I brought my guitar with me when I came to college and continued to play it throughout my freshman year. It was also a great source of solace during my sophomore year, which is like the Middle School year for college students (confusing, depressing, awkward).

But then, one night late in my sophomore year, I met this boy named Guion. He visited me in my room and picked up my guitar and started to play it. I was stunned. “I… never had any idea it could sound like that,” I stammered. This kid was a genius. And I suddenly felt very inadequate about my pseudo-musical abilities. We started dating and I started getting involved in other things, like internships and writing. My once beloved guitar gathered a lot of dust in my dorm room closet.

As a disclaimer, this should not sound like Guion is somehow at fault or responsible for my abandonment of my guitar. Rather, it should be seen as a criticism of my own lack of self-esteem. There’s always going to be someone out there who is better than one at any given skill. This does not mean, however, that one should abandon said skill. I wish someone (i.e., myself) had told me that in college. But I had moved onto other things. When I started my senior year, I left my guitar at home and effectively bequeathed it to my little brother (who has, let it be known, now surpassed me in my musical abilities).

Guion has always encouraged me to play the guitar; he hates that I gave it up. But as the years passed and my calluses disappeared, I was too discouraged to pick it up again. After all, I’d forgotten practically everything I had known. So, this week’s challenge was a return to the past, to my former self, and to the guitar. I am still grossly self-conscious about it and I can’t strum to save my life, but it’s coming back gradually. As I type this, the tips of my left-hand fingers sting a little bit. And that’s a good sign.

Unlike some of my other challenges, I hope to keep this week’s challenge incorporated into my day-to-day life. I won’t presume to ever play in front of anyone, but I was never trying to be a musician anyway. Rather, I liked having this therapeutic channel that was wholly separate from reading or writing.
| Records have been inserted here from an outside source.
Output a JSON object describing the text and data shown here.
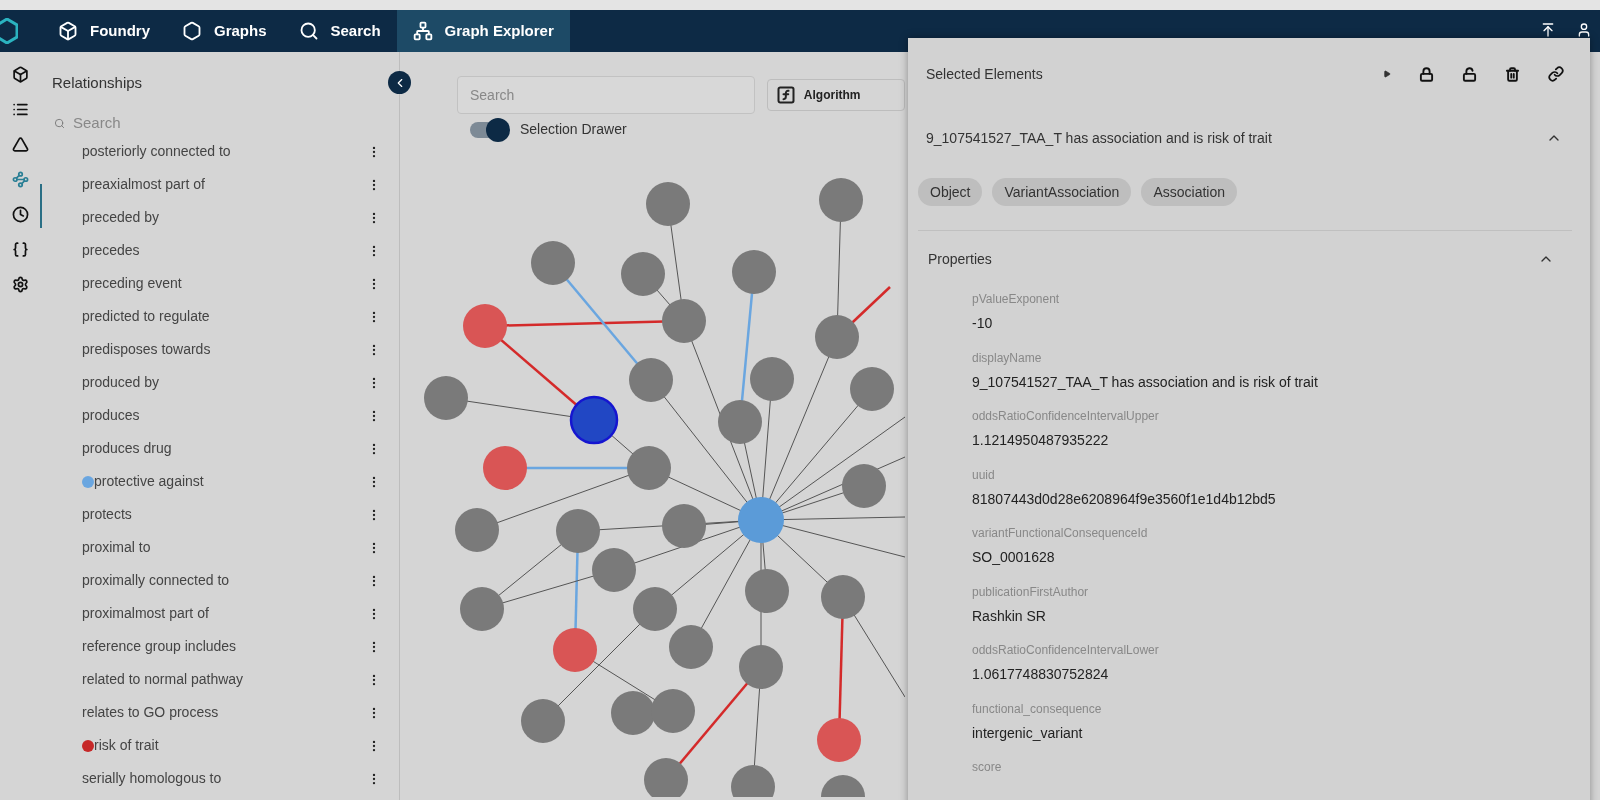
{
  "nav": {
    "items": [
      {
        "kind": "cube",
        "label": "Foundry",
        "selected": false
      },
      {
        "kind": "hexagon",
        "label": "Graphs",
        "selected": false
      },
      {
        "kind": "search",
        "label": "Search",
        "selected": false
      },
      {
        "kind": "network",
        "label": "Graph Explorer",
        "selected": true
      }
    ]
  },
  "rail": {
    "items": [
      {
        "kind": "cube",
        "selected": false
      },
      {
        "kind": "list",
        "selected": false
      },
      {
        "kind": "triangle",
        "selected": false
      },
      {
        "kind": "path",
        "selected": true
      },
      {
        "kind": "clock",
        "selected": false
      },
      {
        "kind": "braces",
        "selected": false
      },
      {
        "kind": "gear",
        "selected": false
      }
    ]
  },
  "sidebar": {
    "title": "Relationships",
    "search": {
      "placeholder": "Search"
    },
    "items": [
      {
        "label": "posteriorly connected to"
      },
      {
        "label": "preaxialmost part of"
      },
      {
        "label": "preceded by"
      },
      {
        "label": "precedes"
      },
      {
        "label": "preceding event"
      },
      {
        "label": "predicted to regulate"
      },
      {
        "label": "predisposes towards"
      },
      {
        "label": "produced by"
      },
      {
        "label": "produces"
      },
      {
        "label": "produces drug"
      },
      {
        "label": "protective against",
        "color": "#6aa6e0"
      },
      {
        "label": "protects"
      },
      {
        "label": "proximal to"
      },
      {
        "label": "proximally connected to"
      },
      {
        "label": "proximalmost part of"
      },
      {
        "label": "reference group includes"
      },
      {
        "label": "related to normal pathway"
      },
      {
        "label": "relates to GO process"
      },
      {
        "label": "risk of trait",
        "color": "#c62828"
      },
      {
        "label": "serially homologous to"
      }
    ]
  },
  "canvas": {
    "search": {
      "placeholder": "Search"
    },
    "algorithm_button": "Algorithm",
    "toggle": {
      "label": "Selection Drawer",
      "on": true
    }
  },
  "panel": {
    "title": "Selected Elements",
    "element": {
      "title": "9_107541527_TAA_T has association and is risk of trait",
      "expanded": true,
      "tags": [
        "Object",
        "VariantAssociation",
        "Association"
      ]
    },
    "properties": {
      "title": "Properties",
      "expanded": true,
      "items": [
        {
          "name": "pValueExponent",
          "value": "-10"
        },
        {
          "name": "displayName",
          "value": "9_107541527_TAA_T has association and is risk of trait"
        },
        {
          "name": "oddsRatioConfidenceIntervalUpper",
          "value": "1.1214950487935222"
        },
        {
          "name": "uuid",
          "value": "81807443d0d28e6208964f9e3560f1e1d4b12bd5"
        },
        {
          "name": "variantFunctionalConsequenceId",
          "value": "SO_0001628"
        },
        {
          "name": "publicationFirstAuthor",
          "value": "Rashkin SR"
        },
        {
          "name": "oddsRatioConfidenceIntervalLower",
          "value": "1.0617748830752824"
        },
        {
          "name": "functional_consequence",
          "value": "intergenic_variant"
        },
        {
          "name": "score"
        }
      ]
    }
  }
}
It would be nice to have that again.

Next week, I will be wearing a dress every day. Here’s to hoping for warm, spring-like weather!